Category 7—this category was first mentioned in 1997, however, its specification was not finished before 2002. Category 7 was specified in the CENELEC EN 50173:2002 and ISO/IEC 11801:2002 standards but for installation cables only. In the ANSI/TIA/EIA standards Category 7 is not mentioned. The bandwidth that is defined for Category 7 is 600 MHz.

Category 7A—a new category that has just come into reality specifying installation cables up to 1000 MHz. The primary purpose for introducing Category 7A was to keep sufficient bandwidth distance from Augmented Category 6.
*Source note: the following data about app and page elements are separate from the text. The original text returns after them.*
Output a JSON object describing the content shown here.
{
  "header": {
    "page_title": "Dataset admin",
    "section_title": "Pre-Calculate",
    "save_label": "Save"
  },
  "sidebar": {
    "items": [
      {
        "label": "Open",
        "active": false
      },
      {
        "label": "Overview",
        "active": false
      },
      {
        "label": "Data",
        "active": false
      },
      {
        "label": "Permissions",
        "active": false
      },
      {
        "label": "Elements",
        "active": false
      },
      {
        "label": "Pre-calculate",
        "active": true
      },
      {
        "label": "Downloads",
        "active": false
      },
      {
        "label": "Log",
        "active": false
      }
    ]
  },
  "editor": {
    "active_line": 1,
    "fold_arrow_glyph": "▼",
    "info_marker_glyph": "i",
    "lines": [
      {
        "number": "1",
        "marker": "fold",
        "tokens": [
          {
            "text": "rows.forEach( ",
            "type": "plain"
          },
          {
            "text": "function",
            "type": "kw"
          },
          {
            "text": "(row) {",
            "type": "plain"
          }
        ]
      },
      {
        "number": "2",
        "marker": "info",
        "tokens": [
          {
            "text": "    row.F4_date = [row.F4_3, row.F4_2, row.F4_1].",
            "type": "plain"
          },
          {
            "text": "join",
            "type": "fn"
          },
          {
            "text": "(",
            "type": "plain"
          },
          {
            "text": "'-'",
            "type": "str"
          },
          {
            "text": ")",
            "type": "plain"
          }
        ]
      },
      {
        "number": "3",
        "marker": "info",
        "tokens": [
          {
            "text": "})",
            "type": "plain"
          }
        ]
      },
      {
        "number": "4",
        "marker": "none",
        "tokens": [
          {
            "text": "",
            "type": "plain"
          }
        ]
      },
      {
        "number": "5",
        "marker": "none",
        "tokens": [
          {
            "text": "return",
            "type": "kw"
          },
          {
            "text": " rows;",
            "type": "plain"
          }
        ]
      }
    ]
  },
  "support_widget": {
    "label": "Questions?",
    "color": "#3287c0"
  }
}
In the ISO/IEC 11801 and CENELEC EN 50173 generic cabling documents, further copper cabling distinctions referred to as “Classes” were introduced. Classes are used for classifying the permanent link or channel performance rather than for rating individual cabling components. The brief description of all classes as specified in the ISO/IEC and CENELEC standards is the following:

Class A – specifies analogue voice telephony with the bandwidth of up to 10 KHz.

Class B – defines frequencies up to 1 MHz for voice and slow data links (i.e. IBM 3270 terminals etc.)

Class C – this class corresponds to permanent link and channel performances using Category 3 components. Similarly to Category 3, it covers the bandwidth of up to 16 MHz. Its primary application today is to classify telephone distribution systems.

Class D – the class was first ratified in 1995 and updated in 2000. Today Class D covers permanent link and channel topologies built with Category 5E cables and connecting hardware with the bandwidth of up to 100 MHz.

Class E – this class was specified in 2002 and corresponds to data links with Category 6 components with the bandwidth of up to 250 MHz.

Class EA – this is a new class that was defined at the end of 2009 in ISO/IEC 11801 Amendment 2. Class EA specifies permanent link and channel systems up to 500 MHz. Similarly to Category 6A, Class EA links are aimed to be used with the 10GBaseT protocol.

Class F – this class covers the standard bandwidth of up to 600 MHz and corresponds to Category 7 links.

Class FA – with reference to Class EA and its 500 MHz frequency, it was necessary to re-define the original Class F with a new class with 1,000 MHz bandwidth named Class FA. As with Category 7/Class F, the Category 7A/Class FA document specifies double shielded installation cables only.